EXERCISE REQUIREMENTS: Return the lines of the data below in which the string "Dashboard" occurs.

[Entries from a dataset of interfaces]
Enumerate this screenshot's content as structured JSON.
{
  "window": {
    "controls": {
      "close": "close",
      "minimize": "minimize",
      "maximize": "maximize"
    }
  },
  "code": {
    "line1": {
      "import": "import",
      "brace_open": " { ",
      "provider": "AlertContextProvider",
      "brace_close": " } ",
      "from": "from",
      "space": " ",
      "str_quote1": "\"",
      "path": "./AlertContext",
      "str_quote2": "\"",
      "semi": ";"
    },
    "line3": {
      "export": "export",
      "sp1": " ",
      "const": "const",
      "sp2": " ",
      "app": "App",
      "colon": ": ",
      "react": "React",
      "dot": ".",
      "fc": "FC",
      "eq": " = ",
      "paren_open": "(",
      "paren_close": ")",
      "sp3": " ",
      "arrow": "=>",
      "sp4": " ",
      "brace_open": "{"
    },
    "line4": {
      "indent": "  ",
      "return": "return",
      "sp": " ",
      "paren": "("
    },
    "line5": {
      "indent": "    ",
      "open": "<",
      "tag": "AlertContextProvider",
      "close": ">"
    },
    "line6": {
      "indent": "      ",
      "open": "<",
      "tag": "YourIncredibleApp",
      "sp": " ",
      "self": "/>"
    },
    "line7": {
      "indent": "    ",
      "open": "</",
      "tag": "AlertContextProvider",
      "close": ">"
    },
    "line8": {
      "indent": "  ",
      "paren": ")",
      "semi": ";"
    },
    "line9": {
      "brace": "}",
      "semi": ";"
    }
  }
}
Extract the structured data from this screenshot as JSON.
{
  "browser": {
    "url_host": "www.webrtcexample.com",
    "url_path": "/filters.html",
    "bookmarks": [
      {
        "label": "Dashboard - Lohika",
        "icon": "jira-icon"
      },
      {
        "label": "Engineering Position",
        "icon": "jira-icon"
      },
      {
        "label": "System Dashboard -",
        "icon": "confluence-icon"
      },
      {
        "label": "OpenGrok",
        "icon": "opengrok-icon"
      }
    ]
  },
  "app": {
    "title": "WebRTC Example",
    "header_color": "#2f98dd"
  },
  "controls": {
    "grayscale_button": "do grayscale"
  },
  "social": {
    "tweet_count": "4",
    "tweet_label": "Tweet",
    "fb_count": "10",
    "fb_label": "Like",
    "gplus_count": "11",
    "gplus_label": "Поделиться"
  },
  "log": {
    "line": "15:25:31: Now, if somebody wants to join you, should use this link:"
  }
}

YOUR RESPONSE:
        "label": "Dashboard - Lohika",
        "label": "System Dashboard -",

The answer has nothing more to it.